The first of John McPhee's works in his series on geology and geologists, Basin and Range is a book of journeys through ancient terrains, always in juxtaposition with travels in the modern world—a history of vanished landscapes, enhanced by the histories of people who bring them to light. The title refers to the physiographic province of the United States that reaches from eastern Utah to eastern California, a silent world of austere beauty, of hundreds of discrete high mountain ranges that are green with junipers and often white with snow. The terrain becomes the setting for a lyrical evocation of the science of geology, with important digressions into the plate-tectonics revolution and the history of the geologic time scale.
“In Basin and Range, McPhee is not so much a visiting amateur as a rhapsodist of "deep time" . . . The result is a fascinating book.” —Paul Zweig, The New York Times Book Review
“One result of the trip west is an introduction to plate tectonics--probably the most readable summary extant. Geologists will find it sound, others will find it understandable and illuminating.” —Geotimes
“He triumphs by succinct prose, by his uncanny ability to capture the essence of a complex issue, or an arcane trade secret, in a well-turned phrase.” —Stephen J. Gould, New York Review of Books
“An exciting account of geology and the geologist, providing both an excellent history and an up-to-date snapshot of our science in the 1980s.” —Howard R. Gould President, the Geological Society of America
“McPhee has taken on something that all of us--especially the American Geological Institute and its news magazine Geotimes--should take on: the explanation to non-geologists of what geology is all about.” —Wendell Cochran, Geotimes

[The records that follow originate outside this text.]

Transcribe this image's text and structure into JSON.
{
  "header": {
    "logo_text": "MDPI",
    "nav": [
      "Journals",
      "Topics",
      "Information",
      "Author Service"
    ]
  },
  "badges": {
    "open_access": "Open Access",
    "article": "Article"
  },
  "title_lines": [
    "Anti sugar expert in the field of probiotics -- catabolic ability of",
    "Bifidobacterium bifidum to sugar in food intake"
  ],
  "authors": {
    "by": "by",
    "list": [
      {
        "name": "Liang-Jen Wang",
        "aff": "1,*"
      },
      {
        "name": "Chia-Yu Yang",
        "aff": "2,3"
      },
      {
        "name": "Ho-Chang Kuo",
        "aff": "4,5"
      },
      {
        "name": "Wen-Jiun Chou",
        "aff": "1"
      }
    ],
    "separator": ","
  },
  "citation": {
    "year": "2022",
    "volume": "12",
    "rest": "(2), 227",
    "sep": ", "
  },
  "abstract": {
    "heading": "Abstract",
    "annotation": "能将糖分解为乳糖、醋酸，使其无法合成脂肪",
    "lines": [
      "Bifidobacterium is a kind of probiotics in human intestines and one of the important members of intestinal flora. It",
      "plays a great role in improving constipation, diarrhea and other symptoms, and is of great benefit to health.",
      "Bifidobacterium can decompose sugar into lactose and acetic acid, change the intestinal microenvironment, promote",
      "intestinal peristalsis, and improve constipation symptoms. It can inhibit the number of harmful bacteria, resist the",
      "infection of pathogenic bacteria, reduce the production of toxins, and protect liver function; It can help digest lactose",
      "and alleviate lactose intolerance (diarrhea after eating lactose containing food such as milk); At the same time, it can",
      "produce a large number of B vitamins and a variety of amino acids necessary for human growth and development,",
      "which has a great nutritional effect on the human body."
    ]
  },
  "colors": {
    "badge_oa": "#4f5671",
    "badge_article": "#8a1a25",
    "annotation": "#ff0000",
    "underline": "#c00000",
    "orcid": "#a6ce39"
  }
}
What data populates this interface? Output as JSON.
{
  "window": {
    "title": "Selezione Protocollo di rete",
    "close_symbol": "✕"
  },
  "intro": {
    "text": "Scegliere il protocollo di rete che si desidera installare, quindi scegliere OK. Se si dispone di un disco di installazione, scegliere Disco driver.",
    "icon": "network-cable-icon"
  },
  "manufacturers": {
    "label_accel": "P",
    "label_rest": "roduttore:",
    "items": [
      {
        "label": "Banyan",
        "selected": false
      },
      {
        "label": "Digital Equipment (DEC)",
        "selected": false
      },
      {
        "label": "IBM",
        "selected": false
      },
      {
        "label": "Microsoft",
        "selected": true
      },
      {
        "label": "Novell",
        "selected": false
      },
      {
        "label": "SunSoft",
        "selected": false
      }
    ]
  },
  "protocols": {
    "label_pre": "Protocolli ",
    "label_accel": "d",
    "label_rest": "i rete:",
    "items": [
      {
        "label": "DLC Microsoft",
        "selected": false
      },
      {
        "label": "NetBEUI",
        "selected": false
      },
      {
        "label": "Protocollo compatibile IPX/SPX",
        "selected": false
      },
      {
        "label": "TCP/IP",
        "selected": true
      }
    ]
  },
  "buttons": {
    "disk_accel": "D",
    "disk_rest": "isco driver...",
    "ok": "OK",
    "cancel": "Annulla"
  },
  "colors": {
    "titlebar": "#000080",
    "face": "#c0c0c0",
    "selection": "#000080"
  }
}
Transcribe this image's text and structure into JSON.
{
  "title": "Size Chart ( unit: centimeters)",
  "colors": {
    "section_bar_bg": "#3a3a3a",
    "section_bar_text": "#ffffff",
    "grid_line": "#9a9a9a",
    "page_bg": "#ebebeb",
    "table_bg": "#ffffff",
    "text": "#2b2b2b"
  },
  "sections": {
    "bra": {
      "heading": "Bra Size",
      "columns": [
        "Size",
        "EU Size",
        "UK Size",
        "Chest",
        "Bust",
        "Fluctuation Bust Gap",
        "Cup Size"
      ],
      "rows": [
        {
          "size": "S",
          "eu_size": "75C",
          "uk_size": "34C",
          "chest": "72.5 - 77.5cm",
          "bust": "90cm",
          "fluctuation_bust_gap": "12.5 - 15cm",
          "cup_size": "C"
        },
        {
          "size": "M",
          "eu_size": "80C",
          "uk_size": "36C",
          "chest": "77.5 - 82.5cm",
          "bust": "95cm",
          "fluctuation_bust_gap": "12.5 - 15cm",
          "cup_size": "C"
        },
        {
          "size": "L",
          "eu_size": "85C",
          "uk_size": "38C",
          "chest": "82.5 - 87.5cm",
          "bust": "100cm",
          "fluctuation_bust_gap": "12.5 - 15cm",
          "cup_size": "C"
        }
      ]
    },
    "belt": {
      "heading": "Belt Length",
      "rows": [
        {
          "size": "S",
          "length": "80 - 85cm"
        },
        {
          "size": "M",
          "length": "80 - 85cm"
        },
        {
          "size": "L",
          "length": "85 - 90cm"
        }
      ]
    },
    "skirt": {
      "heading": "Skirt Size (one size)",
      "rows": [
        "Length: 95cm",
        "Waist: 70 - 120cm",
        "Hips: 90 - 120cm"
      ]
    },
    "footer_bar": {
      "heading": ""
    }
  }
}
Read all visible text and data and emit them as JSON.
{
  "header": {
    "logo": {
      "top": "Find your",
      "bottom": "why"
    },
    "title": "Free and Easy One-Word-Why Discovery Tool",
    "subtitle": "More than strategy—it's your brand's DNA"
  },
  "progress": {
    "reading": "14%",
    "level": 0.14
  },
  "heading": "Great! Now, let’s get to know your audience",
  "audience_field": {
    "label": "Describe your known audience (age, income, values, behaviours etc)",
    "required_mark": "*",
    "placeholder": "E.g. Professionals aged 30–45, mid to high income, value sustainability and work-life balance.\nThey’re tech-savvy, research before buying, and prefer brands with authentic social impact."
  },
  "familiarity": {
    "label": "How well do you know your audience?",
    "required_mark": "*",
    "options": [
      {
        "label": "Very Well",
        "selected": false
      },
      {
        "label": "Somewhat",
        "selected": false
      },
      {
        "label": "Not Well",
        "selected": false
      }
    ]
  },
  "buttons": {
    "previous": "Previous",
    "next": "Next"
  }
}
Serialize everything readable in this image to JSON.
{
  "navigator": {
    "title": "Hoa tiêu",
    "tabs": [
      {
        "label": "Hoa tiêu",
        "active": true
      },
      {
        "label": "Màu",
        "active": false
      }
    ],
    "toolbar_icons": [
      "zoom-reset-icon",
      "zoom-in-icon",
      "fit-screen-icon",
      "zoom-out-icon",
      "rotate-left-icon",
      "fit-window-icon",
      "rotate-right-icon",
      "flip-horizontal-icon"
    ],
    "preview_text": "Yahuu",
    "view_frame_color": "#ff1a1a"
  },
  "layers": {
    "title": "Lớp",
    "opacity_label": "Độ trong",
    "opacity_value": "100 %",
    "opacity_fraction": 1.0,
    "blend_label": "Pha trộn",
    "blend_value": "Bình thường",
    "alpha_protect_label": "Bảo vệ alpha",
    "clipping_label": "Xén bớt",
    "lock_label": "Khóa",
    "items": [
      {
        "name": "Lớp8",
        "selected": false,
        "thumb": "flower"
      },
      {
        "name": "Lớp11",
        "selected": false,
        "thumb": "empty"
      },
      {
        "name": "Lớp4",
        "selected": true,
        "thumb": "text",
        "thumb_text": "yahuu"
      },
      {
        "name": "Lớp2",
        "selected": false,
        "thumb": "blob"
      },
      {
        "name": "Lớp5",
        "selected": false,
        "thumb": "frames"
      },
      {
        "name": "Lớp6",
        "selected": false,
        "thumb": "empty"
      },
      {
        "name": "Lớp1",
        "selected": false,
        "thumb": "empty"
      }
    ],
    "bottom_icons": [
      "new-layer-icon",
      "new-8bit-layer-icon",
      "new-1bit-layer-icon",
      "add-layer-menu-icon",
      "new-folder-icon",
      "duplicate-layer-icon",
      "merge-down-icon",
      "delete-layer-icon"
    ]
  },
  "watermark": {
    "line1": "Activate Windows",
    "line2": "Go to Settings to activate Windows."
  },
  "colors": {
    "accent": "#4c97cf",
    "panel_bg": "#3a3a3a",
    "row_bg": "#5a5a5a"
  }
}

“The best popular portrayal of geology that I have seen in my thirty-two years of experience as a professional geologist.” —H. A. Kuehnert, Director, Worldwide Exploration, Phillips Petroleum Company